All patients who received denosumab experienced a decrease in exposure-adjusted participant incidence adverse event rates year by year, with a rate of 165.3 per 100 participant-years at the first year and a 95.9 adverse event rate per 100 participant-years at 10 years. Adverse events ranged between 11.5 per 100 participant-years and 14.4 per 100 participant-years during the 10-year treatment period.

The researchers noted 7 cases of osteonecrosis of the jaw in the long-term denosumab group and 6 cases in the placebo plus denosumab group in the extension trial. In addition, there was 1 case of atypical femoral fracture in each group during the extension trial.

There were similar rates of new vertebral fractures (0.90%-1.86%) and nonvertebral fractures (0.84%-2.55%) in the long-term denosumab and crossover denosumab groups.

Regarding BMD growth, lumbar spine BMD increased by 21.7%, total hip BMD increased by 9.2%, femoral neck BMD increased by 9.0%, and one-third radius BMD increased by 2.7% for patients in the long-term denosumab group, whereas patients in the crossover group had BMD increases of 16.5% in the lumbar spine, 7.4% in the total hip, 7.1% in the femoral neck, and 2.3% in one-third radius. The long-term group's gains in BMD confirmed the advantage of timely intervention and continuing treatment, the researchers noted.

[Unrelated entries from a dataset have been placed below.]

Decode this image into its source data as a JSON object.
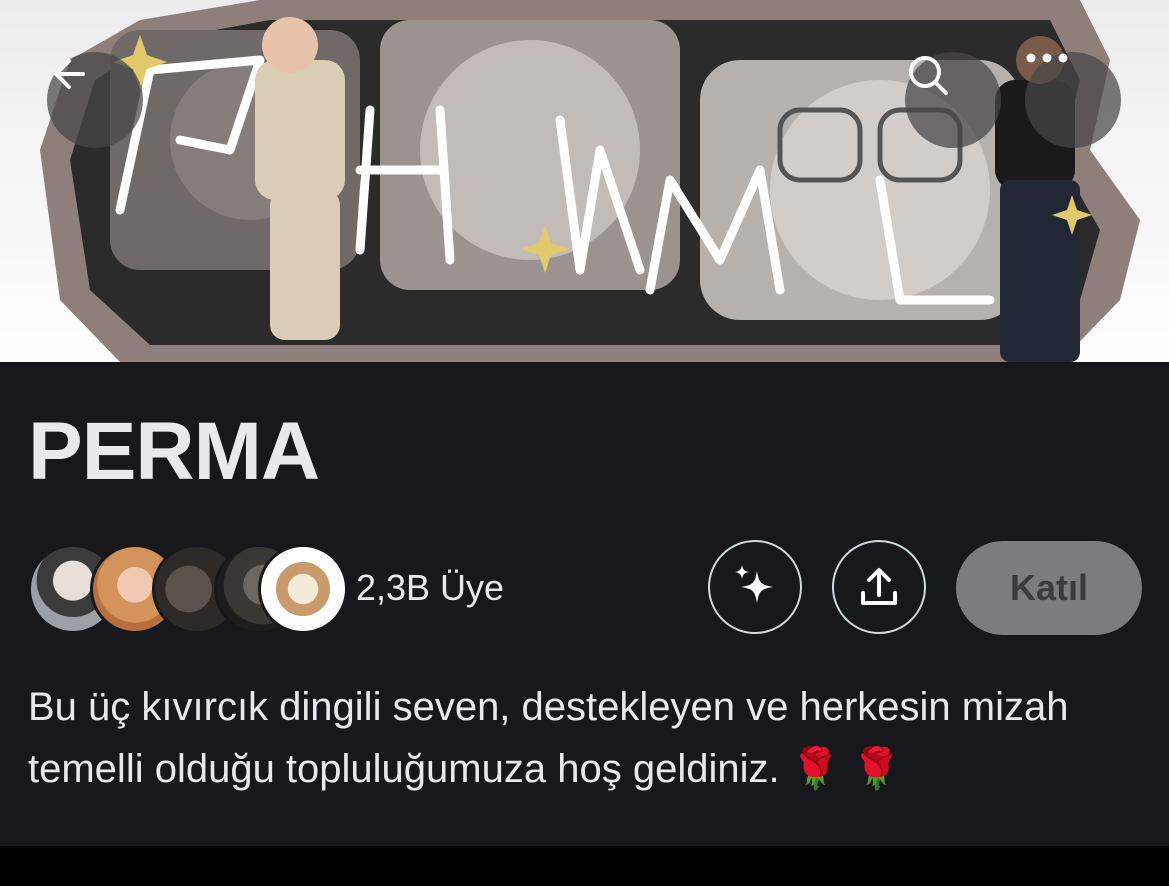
{
  "header": {
    "back_icon": "arrow-left-icon",
    "search_icon": "search-icon",
    "more_icon": "more-horizontal-icon",
    "banner_bg": "#f2f2f2"
  },
  "community": {
    "name": "PERMA",
    "member_count": "2,3B Üye",
    "description": "Bu üç kıvırcık dingili seven, destekleyen ve herkesin mizah temelli olduğu topluluğumuza hoş geldiniz.",
    "emojis": "🌹 🌹"
  },
  "actions": {
    "sparkle_icon": "sparkle-icon",
    "share_icon": "share-icon",
    "join_label": "Katıl"
  },
  "colors": {
    "panel_bg": "#17181c",
    "text": "#e7e9ea",
    "join_bg": "#7b7c7f"
  }
}
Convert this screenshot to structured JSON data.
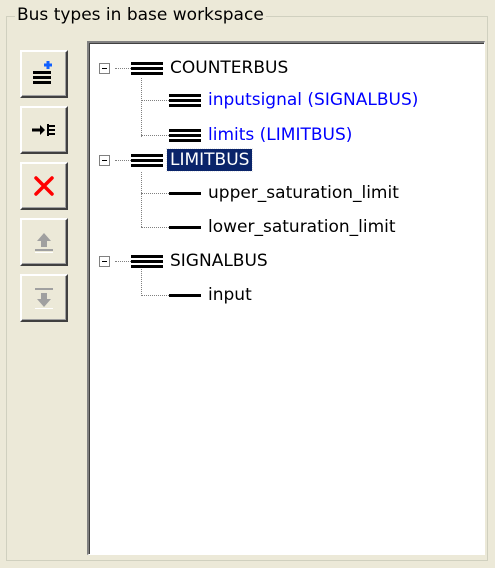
{
  "group": {
    "title": "Bus types in base workspace"
  },
  "toolbar": {
    "buttons": [
      {
        "name": "add-bus-button",
        "icon": "add-bus-icon",
        "enabled": true
      },
      {
        "name": "insert-element-button",
        "icon": "insert-element-icon",
        "enabled": true
      },
      {
        "name": "delete-button",
        "icon": "delete-icon",
        "enabled": true
      },
      {
        "name": "move-up-button",
        "icon": "move-up-icon",
        "enabled": false
      },
      {
        "name": "move-down-button",
        "icon": "move-down-icon",
        "enabled": false
      }
    ]
  },
  "tree": {
    "nodes": [
      {
        "label": "COUNTERBUS",
        "type": "bus",
        "expanded": true,
        "children": [
          {
            "label": "inputsignal  (SIGNALBUS)",
            "type": "bus-element",
            "color": "#0000ff"
          },
          {
            "label": "limits  (LIMITBUS)",
            "type": "bus-element",
            "color": "#0000ff"
          }
        ]
      },
      {
        "label": "LIMITBUS",
        "type": "bus",
        "expanded": true,
        "selected": true,
        "children": [
          {
            "label": "upper_saturation_limit",
            "type": "signal"
          },
          {
            "label": "lower_saturation_limit",
            "type": "signal"
          }
        ]
      },
      {
        "label": "SIGNALBUS",
        "type": "bus",
        "expanded": true,
        "children": [
          {
            "label": "input",
            "type": "signal"
          }
        ]
      }
    ]
  },
  "colors": {
    "selection": "#0a246a",
    "link": "#0000ff",
    "background": "#ece9d8"
  }
}
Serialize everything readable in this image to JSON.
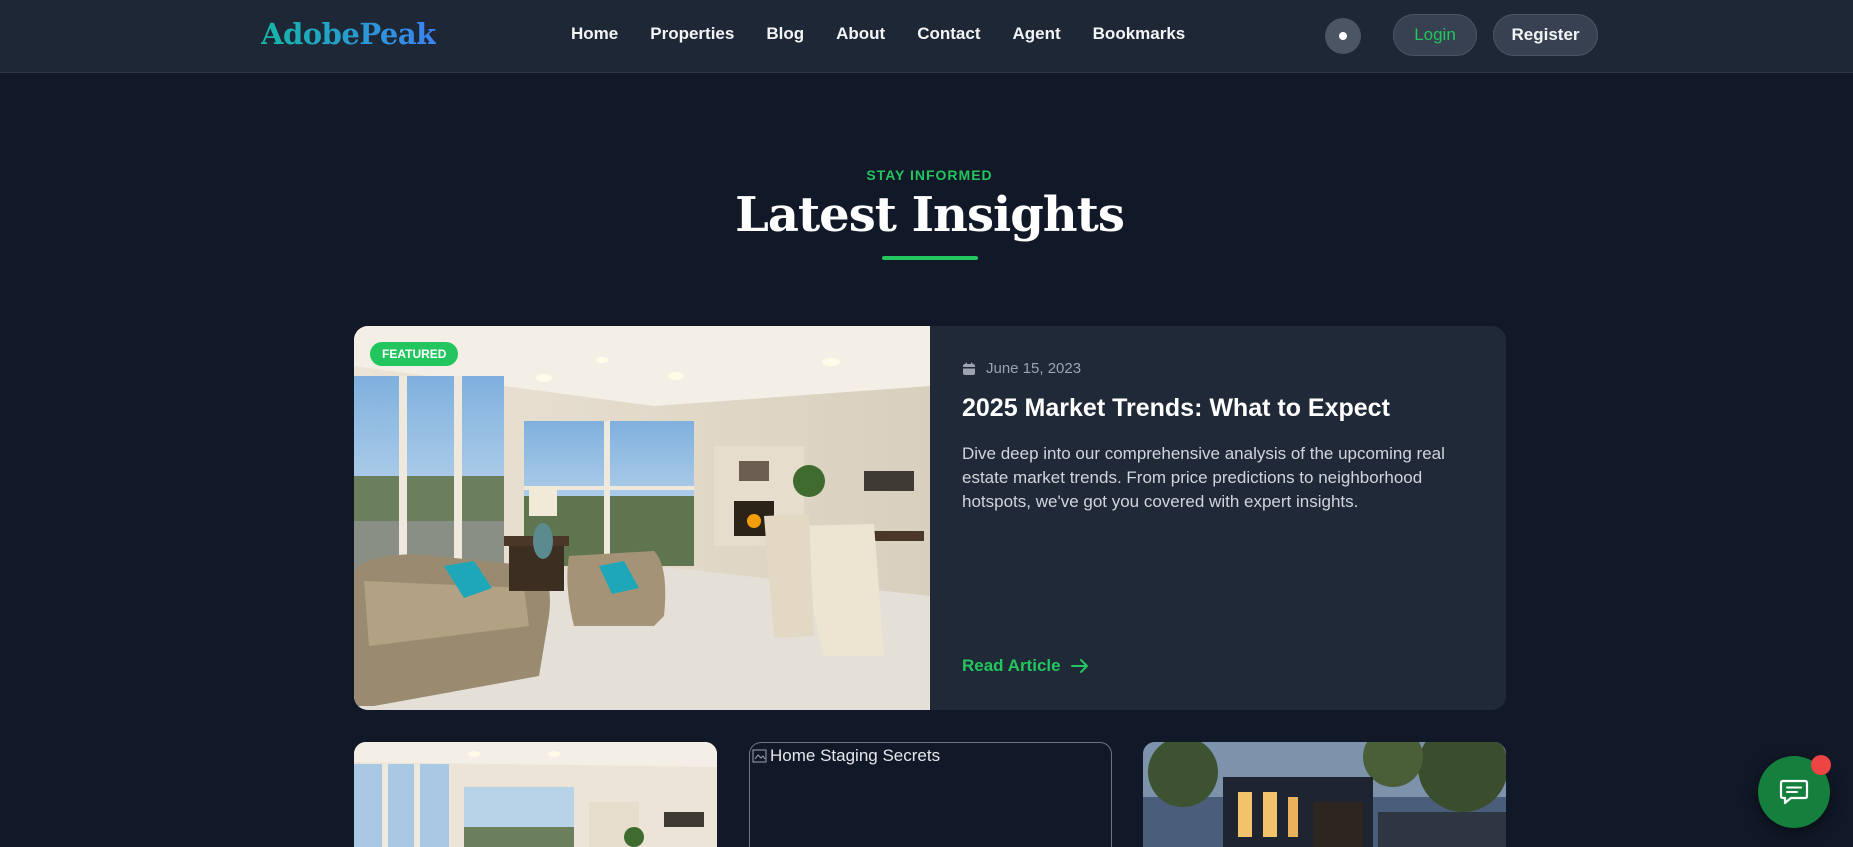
{
  "brand": {
    "logo_text": "AdobePeak"
  },
  "nav": {
    "links": [
      "Home",
      "Properties",
      "Blog",
      "About",
      "Contact",
      "Agent",
      "Bookmarks"
    ],
    "login_label": "Login",
    "register_label": "Register"
  },
  "section": {
    "eyebrow": "STAY INFORMED",
    "title": "Latest Insights"
  },
  "featured": {
    "badge": "FEATURED",
    "date": "June 15, 2023",
    "title": "2025 Market Trends: What to Expect",
    "excerpt": "Dive deep into our comprehensive analysis of the upcoming real estate market trends. From price predictions to neighborhood hotspots, we've got you covered with expert insights.",
    "read_label": "Read Article"
  },
  "cards": [
    {
      "image_alt": ""
    },
    {
      "image_alt": "Home Staging Secrets"
    },
    {
      "image_alt": ""
    }
  ],
  "colors": {
    "background": "#111827",
    "navbar": "#1e2736",
    "card": "#1f2937",
    "accent": "#22c55e",
    "chat_button": "#15803d",
    "notification": "#ef4444"
  },
  "icons": [
    "calendar-icon",
    "arrow-right-icon",
    "chat-icon",
    "broken-image-icon"
  ]
}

"Prolonged reduction of bone remodelling did not result in increased fragility," the researchers wrote. "In fact, fracture rates remained consistently low throughout the study, similar to rates observed in the active treatment group during FREEDOM and lower than in a virtual long-term placebo cohort."

Reference

Bone HG, Wagman RB, Brandi ML, et al. 10 years of denosumab treatment in postmenopausal women with osteoporosis: results from the phase 3 randomised FREEDOM trial and open-label extension [published online May 22, 2017]. Lancet Diabetes Endocrinol. doi:10.1016/S2213-8587(17)30138-9

You must be a registered member of Endocrinology Advisor to post a comment.

Sign Up for Free e-Newsletters

CME Focus